The European Parliament endorsed the new EU-Morocco Sustainable Fisheries Partnership Agreement on Tuesday (12 February). Although it was a triumph for Morocco and its lobbying efforts in Brussels, it is unlikely to do anything to resolve a long-running legal and political saga in North Africa.
Morocco effectively annexed Western Sahara in 1975, sparking a guerrilla war with the Polisario Front, the independence movement which claims to represent the people of Western Sahara, which was ended by a UN-brokered ceasefire in 1991.
The conflict has been frozen ever since, although Morocco still occupies around two-thirds of the territory of Western Sahara. Former German President Horst Köhler is the UN envoy to Western Sahara tasked with re-starting the stalled peace process. However, Morocco still claims sovereignty over the Western Sahara and peace talks have made little progress.
The European Court of Justice ruled on 27 February that the EU’s fisheries agreement with Morocco is valid, but only if it does not include the disputed Western Sahara territory. That followed a similar ruling by the ECJ in December 2016 that an EU trade agreement with Morocco did not apply to Western Sahara.
Around 90% of the catches of European vessels are made in Western Saharan waters, the ECJ’s general counsel, Melchior Wathelet, said in an assessment in January 2018.
A statement by the European Parliament played down the political importance of the new fisheries deal, insisting that the agreement “does not prejudice the outcome of the political process on the final status of Western Sahara and fully supports UN efforts to find a political solution which allows the self-determination of the people of Western Sahara.”
But representatives of Polisario say the new fisheries pact “constitute(s) operations of robbery and of the plundering of the resources of our country.”
Key to the ECJ’s ruling was that any future agreement between the EU and Morocco involving Western Sahara would require the consent of the Sahrawi people, and directly benefit them.
Morocco says that this has been achieved, and that it has obtained the consent of elected officials and business leaders in Western Sahara. A Moroccan government official told EURACTIV that Polisario representatives had been invited for negotiations with them and EU officials but refused to attend.
Rabat accuses Polisario of failing its people through its intransigence.
“It is a matter of development. The people of Western Sahara need jobs and schools. We have invested a huge amount in Western Sahara,” a Moroccan official told EURACTIV.
Polisario’s representative in Brussels, Mohamed Sidati, has described the talks with Sahrawi representatives as “a scaffolding of false consultations”. Sidati added that the new EU-Morocco pact would “undermine the UN peace process”.
The process of the Parliament approving the deal has been far from smooth. Patricia Lalonde, a French Liberal MEP, resigned as rapporteur for the Parliament’s International Trade Committee in December, just before deputies voted on her report. Her departure followed accusations that she had a conflict of interest by serving alongside a number of Moroccan officials on the board of directors of Fondation EuroMedA.
Meanwhile, a fact-finding mission by Lalonde and several other MEPs in September 2018 focused on two cities in Western Sahara occupied by Morocco.
“Polisario is not the only representative of Western Sahara,” a separate Moroccan official told EURACTIV. “You cannot claim to have a monopoly on representation.
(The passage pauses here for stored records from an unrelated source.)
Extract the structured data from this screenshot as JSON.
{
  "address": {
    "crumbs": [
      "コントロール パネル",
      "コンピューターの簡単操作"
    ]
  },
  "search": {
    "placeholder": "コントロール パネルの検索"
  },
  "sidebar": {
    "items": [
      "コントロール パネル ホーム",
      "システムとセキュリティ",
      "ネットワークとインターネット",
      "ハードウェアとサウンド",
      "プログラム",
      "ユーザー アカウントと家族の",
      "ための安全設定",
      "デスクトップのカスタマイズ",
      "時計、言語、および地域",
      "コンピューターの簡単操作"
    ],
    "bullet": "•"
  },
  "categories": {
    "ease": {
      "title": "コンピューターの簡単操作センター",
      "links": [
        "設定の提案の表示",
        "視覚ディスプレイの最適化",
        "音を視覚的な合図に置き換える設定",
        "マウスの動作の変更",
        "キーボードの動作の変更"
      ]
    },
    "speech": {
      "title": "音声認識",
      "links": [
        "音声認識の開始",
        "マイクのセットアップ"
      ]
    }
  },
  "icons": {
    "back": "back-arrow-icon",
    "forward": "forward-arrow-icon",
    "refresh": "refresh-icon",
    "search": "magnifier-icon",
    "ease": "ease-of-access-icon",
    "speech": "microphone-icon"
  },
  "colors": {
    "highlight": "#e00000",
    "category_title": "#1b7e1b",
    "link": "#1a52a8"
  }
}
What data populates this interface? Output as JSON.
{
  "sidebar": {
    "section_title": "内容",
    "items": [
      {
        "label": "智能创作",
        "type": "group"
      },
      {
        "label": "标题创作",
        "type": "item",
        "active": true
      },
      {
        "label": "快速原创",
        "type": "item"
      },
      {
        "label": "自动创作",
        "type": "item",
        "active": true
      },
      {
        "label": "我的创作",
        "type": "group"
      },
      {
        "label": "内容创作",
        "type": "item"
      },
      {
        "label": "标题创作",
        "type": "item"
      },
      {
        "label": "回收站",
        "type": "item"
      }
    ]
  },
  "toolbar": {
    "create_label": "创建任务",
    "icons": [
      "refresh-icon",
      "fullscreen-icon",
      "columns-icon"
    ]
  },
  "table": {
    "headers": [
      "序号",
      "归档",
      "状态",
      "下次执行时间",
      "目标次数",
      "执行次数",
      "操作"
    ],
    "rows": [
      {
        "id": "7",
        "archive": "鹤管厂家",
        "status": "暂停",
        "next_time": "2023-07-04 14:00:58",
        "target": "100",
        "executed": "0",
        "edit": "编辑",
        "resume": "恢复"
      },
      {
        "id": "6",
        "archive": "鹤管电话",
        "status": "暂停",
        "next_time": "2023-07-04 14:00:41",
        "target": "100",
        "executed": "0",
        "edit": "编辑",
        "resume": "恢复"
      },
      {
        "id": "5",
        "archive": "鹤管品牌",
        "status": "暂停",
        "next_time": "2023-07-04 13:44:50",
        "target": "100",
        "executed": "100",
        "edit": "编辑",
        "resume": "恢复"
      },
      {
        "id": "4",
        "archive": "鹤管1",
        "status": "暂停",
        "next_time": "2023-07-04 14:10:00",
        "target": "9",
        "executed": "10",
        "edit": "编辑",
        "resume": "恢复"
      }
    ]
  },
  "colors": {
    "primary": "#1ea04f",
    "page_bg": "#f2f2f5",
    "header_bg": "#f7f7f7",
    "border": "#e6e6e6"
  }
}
That is not democratic,” the official added.
Morocco has positioned itself as a useful ally to the EU and, with Spain and France, its main European trading partners and main diplomatic supporters, has established what a Rabat official describes as a “privileged relationship with the EU”.
It has more difficulty with the Trump administration in the US. Trump’s National Security Adviser John Bolton recently voiced his support for a referendum in the disputed territory.
Before voting to adopt the new fisheries agreement, MEPs rejected the possibility of referring it to the Court of Justice to verify its validity. Polisario and its legal representatives say they will take the matter back to the Luxembourg-based court themselves. In other words, little has changed, with or without the new agreement.